To evaluate the impact of the alveolar orientation on nanoparticle deposition, scenarios of vertical and horizontal orientations were compared. Results show that there is no significant difference for nanoparticles smaller than 200 nm in both total deposition and deposition distribution. Consistently lower deposition rates were predicted in the horizontal alveoli than the vertical ones for particles ranging from 500 nm to 1,000 nm. Differences in deposition distribution became perceivable at 500 nm and substantial at 800 nm (Figure 11).Limitations
There are limitations of this study that may affect the physical realism of the results. First, none of the three models can be considered as a complete acinus unit, and only one alveolar duct was included in each model. Second, even though interalveolar septa were considered, only one diameter of the aperture was studied. Microscopy examinations have disclosed an intricate morphology of the in vivo pulmonary alveoli with polyhedral airspaces packed like a fractal [47–51]. The thickness of the interalveolar septal wall also varies . The duct-alveolar model in this study was reconstructed from simple shapes (cylinders and spheres) with constant wall thickness. Likewise, there was no more than one pore in one septum in this study, while there can be one to seven pores in life conditions . In healthy lungs, the pore size ranges from 2 µm to 15 µm [53,54]. Further studies of the alveolar models with smaller and multiple pores are warranted. There are also other limitations such as idealized particle properties, sinusoidal wall kinematics, and non-continuous inhalation of particles. Particle charge [55,56], size , and hygroscopy effect  were neglected. A sinusoidal waveform and an I:E (inspiration: expiration) ratio of 1:1 were adopted for the wall kinematics. A different waveform and I:E ratio may give different deposition results. In addition, nanoparticles were released into the alveolar geometry at the start of the inhalation and results hereof do not apply for continuous drug administration. Based on the dilute concentration of inhaled aerosols, particle interactions such as collision and agglomeration were not considered. In addition, this study focused on the terminal alveoli only and has neglected upstream airways, especially the alveolated ducts and respiratory bronchioles, which have been actively investigated in recent years, both experimentally [32,59] and numerically [25,26,60,61].

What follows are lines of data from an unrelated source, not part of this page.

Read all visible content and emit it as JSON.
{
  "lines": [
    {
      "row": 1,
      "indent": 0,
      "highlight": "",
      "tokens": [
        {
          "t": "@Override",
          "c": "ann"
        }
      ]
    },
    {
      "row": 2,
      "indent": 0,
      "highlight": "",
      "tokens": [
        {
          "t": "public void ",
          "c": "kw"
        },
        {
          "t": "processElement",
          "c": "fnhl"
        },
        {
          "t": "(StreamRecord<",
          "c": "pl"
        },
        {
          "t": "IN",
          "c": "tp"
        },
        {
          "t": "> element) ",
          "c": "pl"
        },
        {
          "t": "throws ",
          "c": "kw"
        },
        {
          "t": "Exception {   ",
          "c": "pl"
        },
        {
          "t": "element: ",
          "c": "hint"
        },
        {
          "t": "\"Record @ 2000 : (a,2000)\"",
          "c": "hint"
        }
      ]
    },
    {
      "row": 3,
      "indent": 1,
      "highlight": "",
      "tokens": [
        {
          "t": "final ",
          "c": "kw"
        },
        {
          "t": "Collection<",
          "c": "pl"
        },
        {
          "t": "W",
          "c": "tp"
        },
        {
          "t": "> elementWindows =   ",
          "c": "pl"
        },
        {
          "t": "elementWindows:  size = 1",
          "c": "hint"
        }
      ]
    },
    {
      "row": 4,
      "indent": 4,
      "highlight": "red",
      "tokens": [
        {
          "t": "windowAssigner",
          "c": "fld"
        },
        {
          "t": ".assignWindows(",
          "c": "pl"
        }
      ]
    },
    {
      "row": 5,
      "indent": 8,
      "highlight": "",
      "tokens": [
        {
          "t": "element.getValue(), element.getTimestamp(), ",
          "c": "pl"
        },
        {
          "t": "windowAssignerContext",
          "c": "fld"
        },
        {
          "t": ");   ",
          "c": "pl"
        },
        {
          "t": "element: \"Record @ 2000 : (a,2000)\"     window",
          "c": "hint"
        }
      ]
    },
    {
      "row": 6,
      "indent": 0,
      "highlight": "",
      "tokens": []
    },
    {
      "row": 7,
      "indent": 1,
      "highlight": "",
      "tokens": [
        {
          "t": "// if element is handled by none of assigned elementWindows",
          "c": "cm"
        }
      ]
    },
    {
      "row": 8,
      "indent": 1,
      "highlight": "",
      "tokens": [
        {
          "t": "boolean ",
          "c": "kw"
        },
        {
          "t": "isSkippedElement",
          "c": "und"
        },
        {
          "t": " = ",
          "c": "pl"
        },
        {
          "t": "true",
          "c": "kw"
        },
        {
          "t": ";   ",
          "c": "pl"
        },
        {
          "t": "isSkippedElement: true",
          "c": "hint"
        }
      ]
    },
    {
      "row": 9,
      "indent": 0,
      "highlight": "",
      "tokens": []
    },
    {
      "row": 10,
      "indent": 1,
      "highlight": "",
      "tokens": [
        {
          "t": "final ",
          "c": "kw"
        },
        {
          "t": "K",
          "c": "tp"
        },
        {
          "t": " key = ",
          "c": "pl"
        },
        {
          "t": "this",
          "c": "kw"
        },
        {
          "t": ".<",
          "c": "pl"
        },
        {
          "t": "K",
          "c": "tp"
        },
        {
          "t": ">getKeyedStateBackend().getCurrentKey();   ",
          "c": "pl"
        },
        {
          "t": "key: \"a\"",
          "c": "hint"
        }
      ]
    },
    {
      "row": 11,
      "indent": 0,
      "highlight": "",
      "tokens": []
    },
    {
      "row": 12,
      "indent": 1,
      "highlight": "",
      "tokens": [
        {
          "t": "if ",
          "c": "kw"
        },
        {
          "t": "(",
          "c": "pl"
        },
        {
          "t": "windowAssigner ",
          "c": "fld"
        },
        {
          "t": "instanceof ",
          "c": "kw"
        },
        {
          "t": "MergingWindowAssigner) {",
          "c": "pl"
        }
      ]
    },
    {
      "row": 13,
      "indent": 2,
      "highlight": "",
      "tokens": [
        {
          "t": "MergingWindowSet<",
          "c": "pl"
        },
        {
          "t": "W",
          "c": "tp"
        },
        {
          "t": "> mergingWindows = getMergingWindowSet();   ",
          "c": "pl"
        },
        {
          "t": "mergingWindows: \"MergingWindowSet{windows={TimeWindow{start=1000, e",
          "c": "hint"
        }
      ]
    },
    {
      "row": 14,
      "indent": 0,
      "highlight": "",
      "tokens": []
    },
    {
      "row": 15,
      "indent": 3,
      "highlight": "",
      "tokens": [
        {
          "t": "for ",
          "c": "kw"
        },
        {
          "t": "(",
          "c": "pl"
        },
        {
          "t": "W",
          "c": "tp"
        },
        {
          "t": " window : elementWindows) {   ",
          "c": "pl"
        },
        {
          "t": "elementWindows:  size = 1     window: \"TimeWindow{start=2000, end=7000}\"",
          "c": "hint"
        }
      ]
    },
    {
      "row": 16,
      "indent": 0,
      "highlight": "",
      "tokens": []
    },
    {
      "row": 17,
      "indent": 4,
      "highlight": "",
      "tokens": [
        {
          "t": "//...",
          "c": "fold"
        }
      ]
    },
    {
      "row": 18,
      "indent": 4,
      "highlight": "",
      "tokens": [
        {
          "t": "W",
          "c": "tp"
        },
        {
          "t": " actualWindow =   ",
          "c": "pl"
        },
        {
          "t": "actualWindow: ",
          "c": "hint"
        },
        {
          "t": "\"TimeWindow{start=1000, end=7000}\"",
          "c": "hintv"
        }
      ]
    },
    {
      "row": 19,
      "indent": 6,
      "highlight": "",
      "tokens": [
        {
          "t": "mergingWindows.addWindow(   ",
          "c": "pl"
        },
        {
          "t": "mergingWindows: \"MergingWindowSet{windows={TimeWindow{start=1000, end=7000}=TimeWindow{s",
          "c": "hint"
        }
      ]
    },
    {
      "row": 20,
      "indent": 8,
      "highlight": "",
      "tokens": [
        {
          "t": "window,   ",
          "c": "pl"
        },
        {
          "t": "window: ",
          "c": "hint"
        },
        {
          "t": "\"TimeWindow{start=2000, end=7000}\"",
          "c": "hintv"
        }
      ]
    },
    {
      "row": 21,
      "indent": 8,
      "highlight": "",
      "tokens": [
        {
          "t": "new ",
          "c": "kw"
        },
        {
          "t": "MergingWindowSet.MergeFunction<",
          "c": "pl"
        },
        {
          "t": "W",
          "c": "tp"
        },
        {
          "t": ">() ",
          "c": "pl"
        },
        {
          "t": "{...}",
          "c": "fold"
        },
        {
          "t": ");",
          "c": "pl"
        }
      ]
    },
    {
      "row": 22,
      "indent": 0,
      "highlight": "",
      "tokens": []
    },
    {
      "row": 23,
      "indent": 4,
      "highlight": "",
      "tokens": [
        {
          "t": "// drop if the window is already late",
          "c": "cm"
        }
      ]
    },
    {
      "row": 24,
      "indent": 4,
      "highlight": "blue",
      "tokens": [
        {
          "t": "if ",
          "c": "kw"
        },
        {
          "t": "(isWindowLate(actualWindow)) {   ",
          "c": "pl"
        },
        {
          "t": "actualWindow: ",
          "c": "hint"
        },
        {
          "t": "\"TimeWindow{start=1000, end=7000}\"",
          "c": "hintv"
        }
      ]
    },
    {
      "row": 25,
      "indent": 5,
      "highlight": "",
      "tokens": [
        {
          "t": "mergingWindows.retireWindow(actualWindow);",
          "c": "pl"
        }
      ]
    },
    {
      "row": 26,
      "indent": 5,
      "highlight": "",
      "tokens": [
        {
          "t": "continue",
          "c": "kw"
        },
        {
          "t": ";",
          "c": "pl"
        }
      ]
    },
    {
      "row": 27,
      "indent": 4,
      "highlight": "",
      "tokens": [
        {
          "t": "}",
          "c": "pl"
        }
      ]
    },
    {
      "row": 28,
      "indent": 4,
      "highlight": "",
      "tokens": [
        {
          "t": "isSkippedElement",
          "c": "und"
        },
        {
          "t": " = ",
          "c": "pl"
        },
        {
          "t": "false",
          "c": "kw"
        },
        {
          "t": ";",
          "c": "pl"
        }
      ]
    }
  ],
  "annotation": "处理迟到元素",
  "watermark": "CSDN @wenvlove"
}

In conclusion, the behavior and fate of inhaled nanoparticles were numerically investigated in the duct-alveolar model with varying physical complexities under different gravitational orientations. Specific findings are:
1. 2. 3. 4. 5.
The dataset of the study is available from the authors upon reasonable request.
XAS and JX designed the study. HT and JX developed the alveolar models. MT and JX performed simulations. MT, XAS and JX analyzed the data. XAS and JX wrote the paper with input from all authors.
The authors declare that there is no conflict of interest.
This research was funded by NSF Grant CBET 1745602.
Talaat M, Si XA, Tanbour H, Xi J. Numerical Studies of Nanoparticle Transport and Deposition in Terminal Alveolar Models with Varying Complexities. Med One. 2019;4:e190018. https://doi.org/10.20900/mo.20190018